Unrest among public employees in Wisconsin has parallels in Nebraska. Teachers and other public workers have been demonstrating at the capitol in Madison, concerned about losing their collective bargaining rights.
Nebraska state Senator Tyson Larson, of O’Neill, introduced a bill that would not allow teachers to use the Commission of Industrial Relations to settle wage and employment disputes. Larson says there are lessons to be learned from Wisconsin’s mess.
“We have to be very careful within the state of Nebraska because if the Business and Labor Committee, which all the C.I.R. bills were heard in, if they block substantial reform from coming to the full legislature for debate, then we’re going face maybe a ballot initiative next year that could completely end collective bargaining in this state.”
Larson says the C.I.R. process needs to be reformed if Nebraska wants to avoid seeing in Lincoln what’s happening now in Madison. Larson says collective bargaining for teachers and other public employees needs another look.
“Every organization and every individual has a right to bargain for themselves,” Larson says. “We have to, at the same time, preserve the delicate balance between labor and management.”

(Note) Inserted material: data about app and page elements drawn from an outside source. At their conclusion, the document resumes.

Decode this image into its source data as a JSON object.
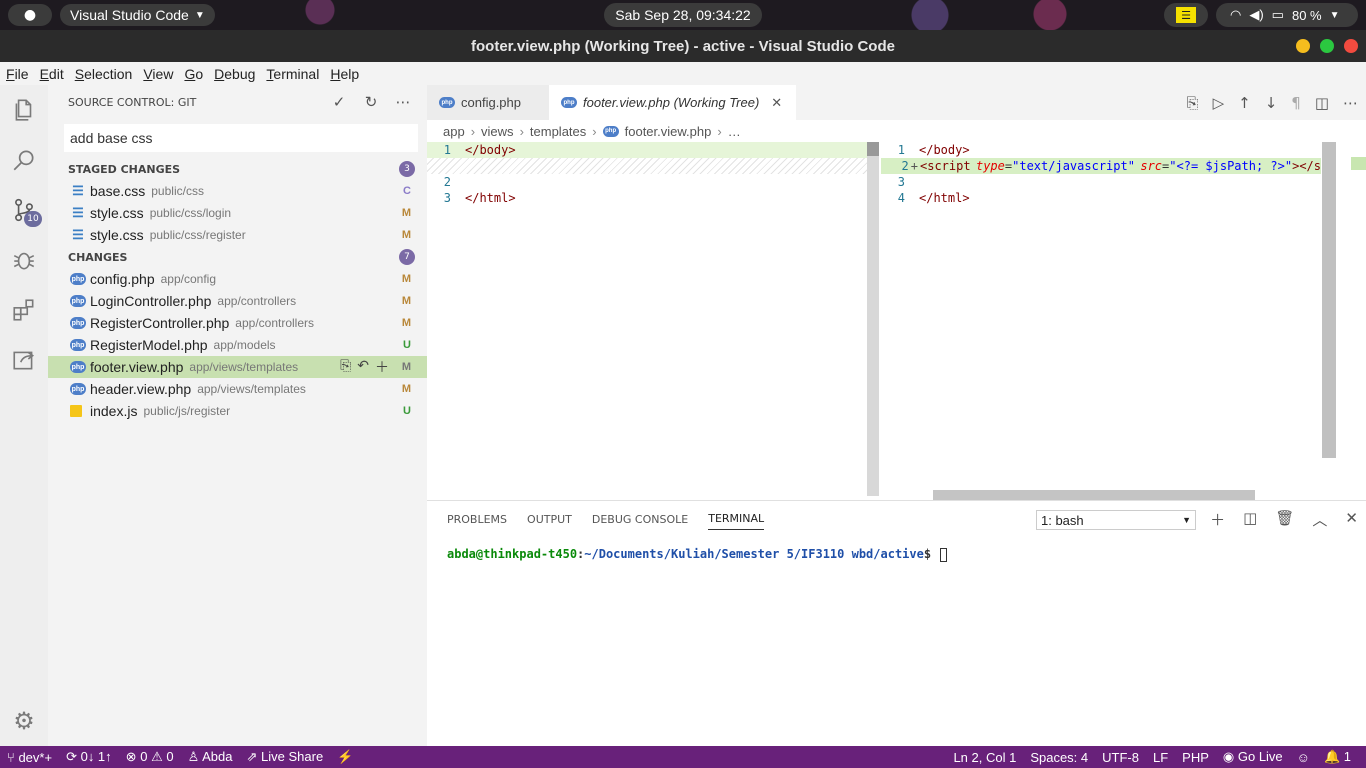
{
  "system": {
    "app_name": "Visual Studio Code",
    "clock": "Sab Sep 28, 09:34:22",
    "battery": "80 %"
  },
  "window": {
    "title": "footer.view.php (Working Tree) - active - Visual Studio Code"
  },
  "menu": [
    "File",
    "Edit",
    "Selection",
    "View",
    "Go",
    "Debug",
    "Terminal",
    "Help"
  ],
  "activity": {
    "scm_badge": "10"
  },
  "sidebar": {
    "title": "SOURCE CONTROL: GIT",
    "commit_message": "add base css",
    "staged_header": "STAGED CHANGES",
    "staged_count": "3",
    "staged": [
      {
        "name": "base.css",
        "path": "public/css",
        "status": "C",
        "icon": "css-icon"
      },
      {
        "name": "style.css",
        "path": "public/css/login",
        "status": "M",
        "icon": "css-icon"
      },
      {
        "name": "style.css",
        "path": "public/css/register",
        "status": "M",
        "icon": "css-icon"
      }
    ],
    "changes_header": "CHANGES",
    "changes_count": "7",
    "changes": [
      {
        "name": "config.php",
        "path": "app/config",
        "status": "M"
      },
      {
        "name": "LoginController.php",
        "path": "app/controllers",
        "status": "M"
      },
      {
        "name": "RegisterController.php",
        "path": "app/controllers",
        "status": "M"
      },
      {
        "name": "RegisterModel.php",
        "path": "app/models",
        "status": "U"
      },
      {
        "name": "footer.view.php",
        "path": "app/views/templates",
        "status": "M"
      },
      {
        "name": "header.view.php",
        "path": "app/views/templates",
        "status": "M"
      },
      {
        "name": "index.js",
        "path": "public/js/register",
        "status": "U"
      }
    ]
  },
  "tabs": [
    {
      "label": "config.php"
    },
    {
      "label": "footer.view.php (Working Tree)"
    }
  ],
  "breadcrumb": [
    "app",
    "views",
    "templates",
    "footer.view.php",
    "…"
  ],
  "diff": {
    "left": {
      "l1": "1",
      "l1_code": "</body>",
      "l2": "2",
      "l3": "3",
      "l3_code": "</html>"
    },
    "right": {
      "l1": "1",
      "l1_code": "</body>",
      "l2": "2",
      "l2_tag": "script",
      "l2_attr1": "type",
      "l2_val1": "\"text/javascript\"",
      "l2_attr2": "src",
      "l2_val2": "\"<?= $jsPath; ?>\"",
      "l2_tail": "></s",
      "l3": "3",
      "l4": "4",
      "l4_code": "</html>"
    }
  },
  "panel": {
    "tabs": [
      "PROBLEMS",
      "OUTPUT",
      "DEBUG CONSOLE",
      "TERMINAL"
    ],
    "terminal_select": "1: bash",
    "prompt_user": "abda@thinkpad-t450",
    "prompt_sep": ":",
    "prompt_path": "~/Documents/Kuliah/Semester 5/IF3110 wbd/active",
    "prompt_end": "$"
  },
  "status": {
    "branch": "dev*+",
    "sync": "0↓ 1↑",
    "errors": "0",
    "warnings": "0",
    "user": "Abda",
    "live_share": "Live Share",
    "position": "Ln 2, Col 1",
    "spaces": "Spaces: 4",
    "encoding": "UTF-8",
    "eol": "LF",
    "language": "PHP",
    "go_live": "Go Live",
    "notifications": "1"
  },
  "colors": {
    "status_bar": "#68217a",
    "scm_added_line": "#d7efc4",
    "selected_row": "#c8e0b0"
  }
}
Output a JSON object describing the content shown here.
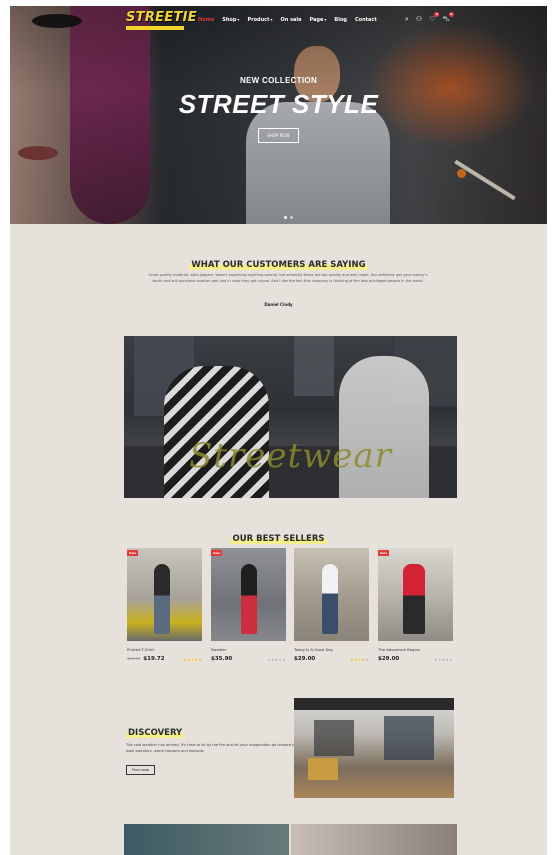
{
  "brand": {
    "logo_text": "STREETIE"
  },
  "nav": {
    "items": [
      {
        "label": "Home",
        "active": true,
        "caret": false
      },
      {
        "label": "Shop",
        "active": false,
        "caret": true
      },
      {
        "label": "Product",
        "active": false,
        "caret": true
      },
      {
        "label": "On sale",
        "active": false,
        "caret": false
      },
      {
        "label": "Page",
        "active": false,
        "caret": true
      },
      {
        "label": "Blog",
        "active": false,
        "caret": false
      },
      {
        "label": "Contact",
        "active": false,
        "caret": false
      }
    ],
    "icons": [
      "search-icon",
      "user-icon",
      "heart-icon",
      "cart-icon"
    ],
    "wishlist_count": "0",
    "cart_count": "0"
  },
  "hero": {
    "subtitle": "NEW COLLECTION",
    "title": "STREET STYLE",
    "button": "SHOP NOW",
    "slides": 2,
    "active_slide": 0
  },
  "testimonials": {
    "title": "WHAT OUR CUSTOMERS ARE SAYING",
    "quote": "Great quality material, solid joggers. Wasn't expecting anything special, but seriously these are top quality and well made. You definitely get your money's worth and will purchase another pair just in case they get ruined. And I like the fact this company is thinking of the less privileged people in the world.",
    "author": "Daniel Cindy"
  },
  "banner": {
    "script_text": "Streetwear"
  },
  "best_sellers": {
    "title": "OUR BEST SELLERS",
    "products": [
      {
        "name": "Printed T-Shirt",
        "price": "$19.72",
        "old_price": "$25.00",
        "sale": "Sale",
        "rating": 5
      },
      {
        "name": "Sweater",
        "price": "$35.90",
        "old_price": "",
        "sale": "Sale",
        "rating": 0
      },
      {
        "name": "Today Is A Good Day",
        "price": "$29.00",
        "old_price": "",
        "sale": "",
        "rating": 4
      },
      {
        "name": "The Adventure Begins",
        "price": "$29.00",
        "old_price": "",
        "sale": "Sale",
        "rating": 0
      }
    ]
  },
  "discovery": {
    "title": "DISCOVERY",
    "text": "The cold weather has arrived, it's time to sit by the fire and let your imagination go forward in wool sweaters, warm trousers and leotards.",
    "button": "Find more"
  },
  "colors": {
    "accent": "#e53935",
    "highlight": "#f4ef8a",
    "logo": "#f2d629",
    "page_bg": "#e6e1da"
  }
}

Larson’s bill was heard in committee and is waiting for a vote to see if it will get to the floor.
Jerry Oster, WNAX, Yankton